§ Work to complete
In the entries below, some lines contain "Next"; work out how many and answer with the figure only.

═════ Provided records

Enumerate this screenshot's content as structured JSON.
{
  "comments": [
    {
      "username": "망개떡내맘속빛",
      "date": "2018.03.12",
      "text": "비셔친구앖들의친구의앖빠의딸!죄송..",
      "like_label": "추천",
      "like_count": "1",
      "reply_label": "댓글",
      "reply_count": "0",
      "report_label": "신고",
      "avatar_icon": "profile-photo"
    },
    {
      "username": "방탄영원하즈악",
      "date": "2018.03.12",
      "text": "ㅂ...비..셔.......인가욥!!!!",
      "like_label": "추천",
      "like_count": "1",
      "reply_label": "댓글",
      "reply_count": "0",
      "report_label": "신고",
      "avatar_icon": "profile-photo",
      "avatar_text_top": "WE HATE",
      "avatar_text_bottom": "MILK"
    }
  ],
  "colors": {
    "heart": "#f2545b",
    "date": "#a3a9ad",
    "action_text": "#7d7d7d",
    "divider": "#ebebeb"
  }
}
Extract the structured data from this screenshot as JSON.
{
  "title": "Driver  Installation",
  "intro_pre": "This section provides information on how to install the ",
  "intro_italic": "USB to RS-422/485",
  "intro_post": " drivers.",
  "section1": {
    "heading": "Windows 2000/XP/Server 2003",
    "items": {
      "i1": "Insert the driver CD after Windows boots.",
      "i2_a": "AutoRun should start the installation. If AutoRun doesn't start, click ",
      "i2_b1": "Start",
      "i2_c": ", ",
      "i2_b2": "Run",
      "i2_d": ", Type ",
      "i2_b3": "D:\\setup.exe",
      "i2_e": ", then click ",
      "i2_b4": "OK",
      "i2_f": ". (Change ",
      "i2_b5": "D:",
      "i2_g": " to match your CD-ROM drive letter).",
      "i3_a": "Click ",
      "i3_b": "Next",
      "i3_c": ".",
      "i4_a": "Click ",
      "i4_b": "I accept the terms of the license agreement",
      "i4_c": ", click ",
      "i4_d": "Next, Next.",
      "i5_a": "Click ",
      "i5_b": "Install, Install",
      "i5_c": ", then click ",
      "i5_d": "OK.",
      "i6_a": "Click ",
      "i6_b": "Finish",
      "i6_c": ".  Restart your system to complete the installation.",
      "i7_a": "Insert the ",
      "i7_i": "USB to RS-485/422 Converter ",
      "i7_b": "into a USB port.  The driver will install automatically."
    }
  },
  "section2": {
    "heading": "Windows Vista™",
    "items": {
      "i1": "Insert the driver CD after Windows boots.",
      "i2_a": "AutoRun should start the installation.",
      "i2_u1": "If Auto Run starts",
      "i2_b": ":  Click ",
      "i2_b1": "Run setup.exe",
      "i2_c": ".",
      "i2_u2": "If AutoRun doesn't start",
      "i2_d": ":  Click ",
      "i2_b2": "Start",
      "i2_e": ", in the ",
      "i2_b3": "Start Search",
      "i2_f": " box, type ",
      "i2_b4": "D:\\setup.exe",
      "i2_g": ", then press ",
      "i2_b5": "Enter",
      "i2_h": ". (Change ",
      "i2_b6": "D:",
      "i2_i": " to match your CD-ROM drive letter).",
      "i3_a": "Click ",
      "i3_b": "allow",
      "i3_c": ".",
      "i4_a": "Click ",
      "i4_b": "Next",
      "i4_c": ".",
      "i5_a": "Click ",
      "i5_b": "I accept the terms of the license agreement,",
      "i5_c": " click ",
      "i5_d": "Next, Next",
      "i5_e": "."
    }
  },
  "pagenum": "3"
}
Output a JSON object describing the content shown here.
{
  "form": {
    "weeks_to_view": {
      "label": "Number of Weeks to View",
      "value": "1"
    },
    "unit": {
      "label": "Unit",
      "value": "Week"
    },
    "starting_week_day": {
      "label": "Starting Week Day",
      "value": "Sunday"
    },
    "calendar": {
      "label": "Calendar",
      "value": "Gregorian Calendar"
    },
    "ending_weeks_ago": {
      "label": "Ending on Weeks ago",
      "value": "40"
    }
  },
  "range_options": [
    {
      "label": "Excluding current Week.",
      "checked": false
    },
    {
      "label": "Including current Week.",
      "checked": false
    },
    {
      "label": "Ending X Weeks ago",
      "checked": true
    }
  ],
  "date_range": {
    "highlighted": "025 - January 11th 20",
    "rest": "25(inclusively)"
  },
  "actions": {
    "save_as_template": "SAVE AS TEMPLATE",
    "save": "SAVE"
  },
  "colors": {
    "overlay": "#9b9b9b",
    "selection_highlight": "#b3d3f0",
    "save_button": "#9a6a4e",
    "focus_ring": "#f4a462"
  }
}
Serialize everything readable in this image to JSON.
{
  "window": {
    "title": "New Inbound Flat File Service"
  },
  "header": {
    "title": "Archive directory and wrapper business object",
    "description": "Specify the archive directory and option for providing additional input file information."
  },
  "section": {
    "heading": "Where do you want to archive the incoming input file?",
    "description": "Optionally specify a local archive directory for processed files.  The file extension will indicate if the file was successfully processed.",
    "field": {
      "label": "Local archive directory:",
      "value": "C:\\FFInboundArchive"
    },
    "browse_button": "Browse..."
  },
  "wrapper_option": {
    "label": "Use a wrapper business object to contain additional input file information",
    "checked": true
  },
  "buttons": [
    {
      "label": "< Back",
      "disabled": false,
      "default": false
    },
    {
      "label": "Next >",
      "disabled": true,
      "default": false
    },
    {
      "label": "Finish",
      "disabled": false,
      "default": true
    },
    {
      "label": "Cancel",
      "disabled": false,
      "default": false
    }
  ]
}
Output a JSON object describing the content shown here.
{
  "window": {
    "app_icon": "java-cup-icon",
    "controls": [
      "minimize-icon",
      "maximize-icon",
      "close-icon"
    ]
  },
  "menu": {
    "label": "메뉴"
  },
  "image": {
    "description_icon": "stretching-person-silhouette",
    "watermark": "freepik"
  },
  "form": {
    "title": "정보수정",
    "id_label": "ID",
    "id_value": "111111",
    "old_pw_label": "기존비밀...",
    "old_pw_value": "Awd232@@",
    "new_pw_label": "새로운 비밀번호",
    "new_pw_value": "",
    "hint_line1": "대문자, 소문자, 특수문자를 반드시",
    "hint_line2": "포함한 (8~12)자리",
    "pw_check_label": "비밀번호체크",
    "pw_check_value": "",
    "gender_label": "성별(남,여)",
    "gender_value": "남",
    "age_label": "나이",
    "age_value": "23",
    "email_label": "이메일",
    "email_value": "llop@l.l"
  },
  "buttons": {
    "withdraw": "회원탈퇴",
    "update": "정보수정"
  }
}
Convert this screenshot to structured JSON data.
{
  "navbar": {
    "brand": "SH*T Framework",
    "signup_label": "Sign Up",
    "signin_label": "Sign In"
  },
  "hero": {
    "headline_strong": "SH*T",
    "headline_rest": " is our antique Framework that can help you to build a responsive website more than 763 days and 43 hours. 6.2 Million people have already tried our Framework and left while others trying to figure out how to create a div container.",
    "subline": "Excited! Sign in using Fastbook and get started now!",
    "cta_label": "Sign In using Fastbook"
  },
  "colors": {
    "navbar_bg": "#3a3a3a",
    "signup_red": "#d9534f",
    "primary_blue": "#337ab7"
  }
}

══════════

§ Answer to this problem
5